Raphael Bob-Waksberg began writing “Someone Who Will Love You in All Your Damaged Glory” a decade ago — he just didn’t realize it at the time. Back then, before Bob-Waksberg gained acclaim for creating the animated Netflix series “BoJack Horseman,” the tales that now make up his short-story collection were stray concepts rattling around his brain. “I had some smaller pieces up on my blog, or I would write them as tweets,” he says. “Any way I had to get little ideas out.” One such idea: a satirical “missed connection” listing that Bob-Waksberg actually posted to Craigslist in 2013. In that fabricated ad, now immortalized in his book, a lost soul seeks the woman with whom he shared flirtatious, fleeting glances on a New York City train as the stops sailed by at an increasingly outlandish rate. “For months we sat on the train saying nothing,” the narrator says. “We survived on bags of Skittles sold to us by kids raising money for their basketball teams.” The book, which hit shelves Tuesday, features that yarn alongside similarly surreal stories of the heart. In one sobering parable, a husband finds refuge from his tedious marriage by venturing to another dimension. Another entry follows a couple as they fret over the socially acceptable number of goats to sacrifice at their wedding. The mind behind these tragicomic tales will speak Thursday at Politics and Prose.
Politics and Prose, 5015 Connecticut Ave. NW; Thu., 7 p.m., free.
The stories in this collection mix up the structure and world-building. How did you decide to play with the format like that?
Talking to my publisher, I described it as a mixtape or a scrapbook, almost. I wanted it to feel like each thing was a little different and it didn’t just feel like pieces of a larger novel. A lot of times when I’m thinking about storytelling, both in television and these stories, I think about format first. What would be a fun way to tell a story? What’s a new way in or a way where the reader immediately goes, “Oh, this is kooky”? Then the second step is finding an emotional hook that justifies that storytelling.

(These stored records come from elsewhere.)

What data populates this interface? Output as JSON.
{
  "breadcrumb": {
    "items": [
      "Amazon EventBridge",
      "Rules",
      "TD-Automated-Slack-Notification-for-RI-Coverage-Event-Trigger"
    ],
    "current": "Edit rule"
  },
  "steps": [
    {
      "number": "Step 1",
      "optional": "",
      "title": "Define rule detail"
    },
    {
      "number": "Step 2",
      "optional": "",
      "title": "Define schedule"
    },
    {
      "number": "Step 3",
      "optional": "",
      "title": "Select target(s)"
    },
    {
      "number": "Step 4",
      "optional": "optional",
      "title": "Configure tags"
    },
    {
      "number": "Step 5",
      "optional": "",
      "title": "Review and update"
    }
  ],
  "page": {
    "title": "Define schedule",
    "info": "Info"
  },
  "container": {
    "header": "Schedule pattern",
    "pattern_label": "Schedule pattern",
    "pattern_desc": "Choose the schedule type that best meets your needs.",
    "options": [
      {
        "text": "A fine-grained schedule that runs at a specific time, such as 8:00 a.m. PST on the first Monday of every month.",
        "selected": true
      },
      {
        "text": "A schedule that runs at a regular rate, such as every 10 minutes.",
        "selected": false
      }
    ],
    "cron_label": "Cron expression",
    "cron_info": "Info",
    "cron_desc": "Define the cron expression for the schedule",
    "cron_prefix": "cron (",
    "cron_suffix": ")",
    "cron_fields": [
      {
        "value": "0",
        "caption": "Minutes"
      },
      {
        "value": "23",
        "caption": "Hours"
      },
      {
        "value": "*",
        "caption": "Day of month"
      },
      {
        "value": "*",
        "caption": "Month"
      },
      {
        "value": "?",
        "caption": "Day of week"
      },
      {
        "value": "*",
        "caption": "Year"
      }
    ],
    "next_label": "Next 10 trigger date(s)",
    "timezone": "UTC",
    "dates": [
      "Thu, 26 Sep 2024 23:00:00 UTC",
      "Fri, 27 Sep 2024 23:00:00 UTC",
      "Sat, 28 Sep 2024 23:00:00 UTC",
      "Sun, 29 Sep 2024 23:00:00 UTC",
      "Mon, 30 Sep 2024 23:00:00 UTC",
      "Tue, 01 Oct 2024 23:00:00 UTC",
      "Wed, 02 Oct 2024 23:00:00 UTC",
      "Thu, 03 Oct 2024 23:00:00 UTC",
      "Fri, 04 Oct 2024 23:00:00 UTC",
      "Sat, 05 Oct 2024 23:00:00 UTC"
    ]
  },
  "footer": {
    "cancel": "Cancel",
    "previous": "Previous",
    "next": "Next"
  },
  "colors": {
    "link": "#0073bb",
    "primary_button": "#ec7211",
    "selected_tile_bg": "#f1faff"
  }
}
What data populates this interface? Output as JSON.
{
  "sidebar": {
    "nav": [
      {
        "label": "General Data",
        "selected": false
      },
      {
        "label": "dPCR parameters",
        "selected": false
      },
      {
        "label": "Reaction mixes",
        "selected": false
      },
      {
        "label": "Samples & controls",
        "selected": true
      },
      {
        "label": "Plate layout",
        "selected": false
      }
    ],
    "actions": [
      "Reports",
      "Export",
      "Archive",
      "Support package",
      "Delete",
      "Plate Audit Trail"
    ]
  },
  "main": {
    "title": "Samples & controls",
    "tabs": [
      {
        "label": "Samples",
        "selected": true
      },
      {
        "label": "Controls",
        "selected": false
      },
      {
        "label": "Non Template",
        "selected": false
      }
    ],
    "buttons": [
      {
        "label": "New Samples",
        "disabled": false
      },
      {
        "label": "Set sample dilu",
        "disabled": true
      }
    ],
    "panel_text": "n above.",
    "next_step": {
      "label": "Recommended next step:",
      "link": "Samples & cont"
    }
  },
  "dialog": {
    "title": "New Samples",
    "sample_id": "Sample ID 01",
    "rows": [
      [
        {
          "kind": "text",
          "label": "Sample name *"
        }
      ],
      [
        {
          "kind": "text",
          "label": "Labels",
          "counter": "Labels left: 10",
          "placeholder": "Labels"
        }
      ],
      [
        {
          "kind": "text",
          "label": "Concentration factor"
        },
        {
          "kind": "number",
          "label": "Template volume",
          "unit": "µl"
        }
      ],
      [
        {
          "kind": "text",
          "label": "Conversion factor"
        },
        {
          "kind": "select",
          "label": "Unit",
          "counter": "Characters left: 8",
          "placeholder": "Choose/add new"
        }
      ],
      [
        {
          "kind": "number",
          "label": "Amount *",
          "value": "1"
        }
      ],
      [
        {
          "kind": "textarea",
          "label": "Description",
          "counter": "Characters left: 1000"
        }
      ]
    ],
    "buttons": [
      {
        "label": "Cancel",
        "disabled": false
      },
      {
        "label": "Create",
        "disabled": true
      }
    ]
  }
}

What drew you to love as the theme running through the book?
When I got the book deal, I had maybe half a book, maybe a third of the book, so I had a lot of writing left to do. And there was a lot of thought of, “What is this collection about? What is a story that is appropriate for this collection?” I arrived primarily on the idea of these are all love stories of a type. That’s obviously a very broad designation, because loves can mean a lot of different things — there’s romantic loves, there’s family love, there’s a love between friends. I wanted to keep it loose, but I thought that was a good rubric.
How did you manage your time, putting together this collection while also working on “BoJack”?
Oh, God, I didn’t — I’m drowning, man! No, it’s nice sometimes to have a couple plates spinning at the same time because you can go back and forth. If I was stuck on something on “BoJack,” I would open up my book document and go, “Well, OK, maybe I can work on one of these things for a little bit to distract me.” And vice versa — if I got stuck on a story, I could switch to a different story or I could open up a script and start noodling with that.
How is production on “BoJack” Season 6 coming along?
We are in the middle of it — I think people are going to like it. We tried some new things out with how the season is structured, which I think at least was interesting for us. It’s the same old “BoJack” that people love with some surprises, as we try to do every season.
You’re also co-creating the upcoming Amazon animated series “Undone.” What can you say about that show?
I think people are going to be really surprised at the kind of show that it is, and how it looks and how it moves and how it feels. There’s really nothing like it on television.
What’s the next project you’d want to take on, now that you’ve written your first book?
I wouldn’t mind going on a vacation and replenishing a little bit, but I just want to keep trying new things. I’d love to write another book, I’d love to write a movie or a Broadway musical or an immersive interactive theater experience — I don’t know. I want to keep busy, but first not be so busy.